“You propositioned your professor! For a grade?”

“It’s his voice. That English accent! I cream my panties just hearing it. So I figured why not kill two birds with one stone?”

“And exactly what did he say?”

“He acted all indignant. Said that I affronted his honor to think him capable of such a thing.” Dana laughs. “‘Suit yourself,’ I told him. ‘Go beat off to Anne Brontë if that floats your boat.’”

“What?!” I stammer.

“He totally has an Anne Brontë fetish. It’s weird. Guess he didn’t like my take on her.”

“What was your take?” I ask, unsure I want to know.

“That she’s a stuck-up, self-righteous, morally indignant, sexually repressed prude. I don’t see anything remotely appealing about her. She thinks she’s so much better than everyone else. She’s totally cold. If her character Agnes Grey were my governess, I’d stab her with a pair of knitting shears.”

I’m speechless.

“Of course, he didn’t see it that way. Said she was a rebel. ‘A maverick’ he called her like she’s freakin’ Madonna or something. Said she was way ahead of her time. She wrote of things no one wanted to hear, which is my point exactly!” Dana slaps the steering wheel for emphasis.

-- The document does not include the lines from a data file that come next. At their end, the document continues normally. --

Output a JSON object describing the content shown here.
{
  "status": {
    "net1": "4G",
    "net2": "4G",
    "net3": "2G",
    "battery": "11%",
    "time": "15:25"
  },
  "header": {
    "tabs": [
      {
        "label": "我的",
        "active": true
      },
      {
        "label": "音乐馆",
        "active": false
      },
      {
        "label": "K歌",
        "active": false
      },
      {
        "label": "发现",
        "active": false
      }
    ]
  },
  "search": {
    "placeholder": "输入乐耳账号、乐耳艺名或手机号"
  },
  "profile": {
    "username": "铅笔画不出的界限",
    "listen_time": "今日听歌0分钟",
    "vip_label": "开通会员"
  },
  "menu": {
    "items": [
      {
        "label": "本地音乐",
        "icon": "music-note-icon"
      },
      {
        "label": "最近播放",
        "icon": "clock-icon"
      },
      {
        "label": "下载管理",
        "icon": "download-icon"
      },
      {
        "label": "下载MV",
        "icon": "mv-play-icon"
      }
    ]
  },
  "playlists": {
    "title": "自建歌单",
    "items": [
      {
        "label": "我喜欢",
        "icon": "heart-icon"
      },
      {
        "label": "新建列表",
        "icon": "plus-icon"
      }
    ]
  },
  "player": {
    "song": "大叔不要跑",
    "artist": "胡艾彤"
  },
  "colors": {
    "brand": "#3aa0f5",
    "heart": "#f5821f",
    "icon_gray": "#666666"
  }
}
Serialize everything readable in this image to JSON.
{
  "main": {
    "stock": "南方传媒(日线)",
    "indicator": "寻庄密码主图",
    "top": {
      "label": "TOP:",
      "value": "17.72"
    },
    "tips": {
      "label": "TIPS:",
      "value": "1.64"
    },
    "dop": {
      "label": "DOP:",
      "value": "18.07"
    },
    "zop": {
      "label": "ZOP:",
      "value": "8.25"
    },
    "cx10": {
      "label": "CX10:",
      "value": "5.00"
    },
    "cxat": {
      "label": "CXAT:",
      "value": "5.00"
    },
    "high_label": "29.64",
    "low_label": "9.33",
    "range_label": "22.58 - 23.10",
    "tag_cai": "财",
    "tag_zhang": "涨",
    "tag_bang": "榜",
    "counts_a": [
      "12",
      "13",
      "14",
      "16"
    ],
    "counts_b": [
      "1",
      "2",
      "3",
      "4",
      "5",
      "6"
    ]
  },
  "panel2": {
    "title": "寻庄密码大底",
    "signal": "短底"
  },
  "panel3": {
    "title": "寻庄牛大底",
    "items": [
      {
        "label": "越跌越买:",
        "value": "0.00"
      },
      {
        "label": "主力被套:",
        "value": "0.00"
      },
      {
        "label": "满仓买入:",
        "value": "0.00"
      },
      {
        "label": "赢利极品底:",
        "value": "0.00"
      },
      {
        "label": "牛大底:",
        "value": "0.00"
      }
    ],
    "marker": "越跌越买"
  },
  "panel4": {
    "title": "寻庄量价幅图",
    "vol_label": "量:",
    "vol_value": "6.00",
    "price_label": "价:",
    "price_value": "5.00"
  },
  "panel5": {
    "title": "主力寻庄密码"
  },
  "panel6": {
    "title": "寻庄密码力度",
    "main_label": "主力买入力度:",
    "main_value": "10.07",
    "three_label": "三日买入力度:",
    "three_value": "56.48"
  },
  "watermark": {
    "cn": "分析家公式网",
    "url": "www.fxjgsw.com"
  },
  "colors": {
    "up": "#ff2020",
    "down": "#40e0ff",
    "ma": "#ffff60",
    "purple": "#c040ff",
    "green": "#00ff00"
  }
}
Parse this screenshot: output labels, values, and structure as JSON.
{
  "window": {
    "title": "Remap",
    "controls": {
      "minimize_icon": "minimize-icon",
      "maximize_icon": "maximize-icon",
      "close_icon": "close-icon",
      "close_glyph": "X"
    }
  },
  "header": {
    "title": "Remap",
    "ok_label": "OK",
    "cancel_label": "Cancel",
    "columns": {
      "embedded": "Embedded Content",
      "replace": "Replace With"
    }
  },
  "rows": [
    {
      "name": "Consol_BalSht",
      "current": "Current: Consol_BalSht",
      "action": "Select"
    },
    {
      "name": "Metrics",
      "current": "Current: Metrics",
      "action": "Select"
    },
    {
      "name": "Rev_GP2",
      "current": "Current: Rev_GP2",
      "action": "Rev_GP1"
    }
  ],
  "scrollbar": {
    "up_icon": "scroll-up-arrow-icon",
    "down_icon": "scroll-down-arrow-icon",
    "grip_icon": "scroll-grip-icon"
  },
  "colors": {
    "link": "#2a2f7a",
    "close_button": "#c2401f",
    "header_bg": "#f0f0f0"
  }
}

“Did he say anything else?”

“He claims that she was the bravest of all the sisters. And the strongest. What a load of horse crap. The man has a PhD from Oxford and he doesn’t even know that Emily was the brave one.”

“Why do you say that?”

Wuthering Heights. Any woman who thinks haunting a man to the point of psychopathic insanity is romantic—now that’s a maverick. Personally, I think all the Brontës were off their rockers. All those fevers and moors. No wonder Branwell became a drug addict. That poor boy had to grow up surrounded by all those PMSing, sexually frustrated sisters. He sounds like the only fun one of the bunch. I would definitely do him. I would have rocked that man’s world.”

I stare at her in amazement. “Gosh. I never imagined you gave them so much thought.” This is longest conversation we’ve ever had on an even remotely intellectual subject.

“I don’t, but I’ve sat through weeks of Professor Hardcastle raving about them and he’s still failing me. Frankly, I’m glad he spared me from his conceited, snooty self. I honestly think I hate him. Which reminds me, I have some PB tonight.”

I flash her a disapproving look. “You know how I feel about personal business on shift. You have all day to go shopping. Why can’t you do it on your own time? It doesn’t look professional for a woman in uniform to be perusing the shoe department while on duty.”

“This PB you just might approve of,” she says mysteriously.

“I doubt it.” I sigh. After six months of working together, Dana remains staunchly impervious to my influence.

“Professor Hardcastle is giving a talk at Malaprop’s tonight.” She glances at me when I don’t respond. “You know, the coolest bookstore in town? Although the Battery Park Book Exchange is pretty cool too. They have a champagne bar. Anyway, he said if I come he’ll give me extra credit and allow me to rewrite my paper.” She looks at me imploringly.

I stare out the window. The forest flashes by. I should be out hunting or soon I’ll become too weak to work, but I haven’t killed an animal in years. I abhor the feeling of a warm, pulsing creature being drained of life in my frozen hands. I no longer have the heart for it.

“Please, Anne. You don’t have to go inside. You can wait in the truck and read your book in the dark. It’s for my education. I know you hate public places, but this is a matter of me making it through college. My future lies in the balance.”

Suddenly a call comes out over the radio and my heart leaps in my chest. Here is my chance to feed!

“Rescue 1, respond to 29 Thornton Road for a one-year-old, fever.”

“Damn! Hardcastle starts in 40 minutes and we’ve got to run on a fucking baby.”

My mouth waters and I take a deep breath to settle myself. “We’ll make it fast,” I say.

Dana looks at me in surprise and smiles.

In a rare gesture, I smile back. “Step on it.”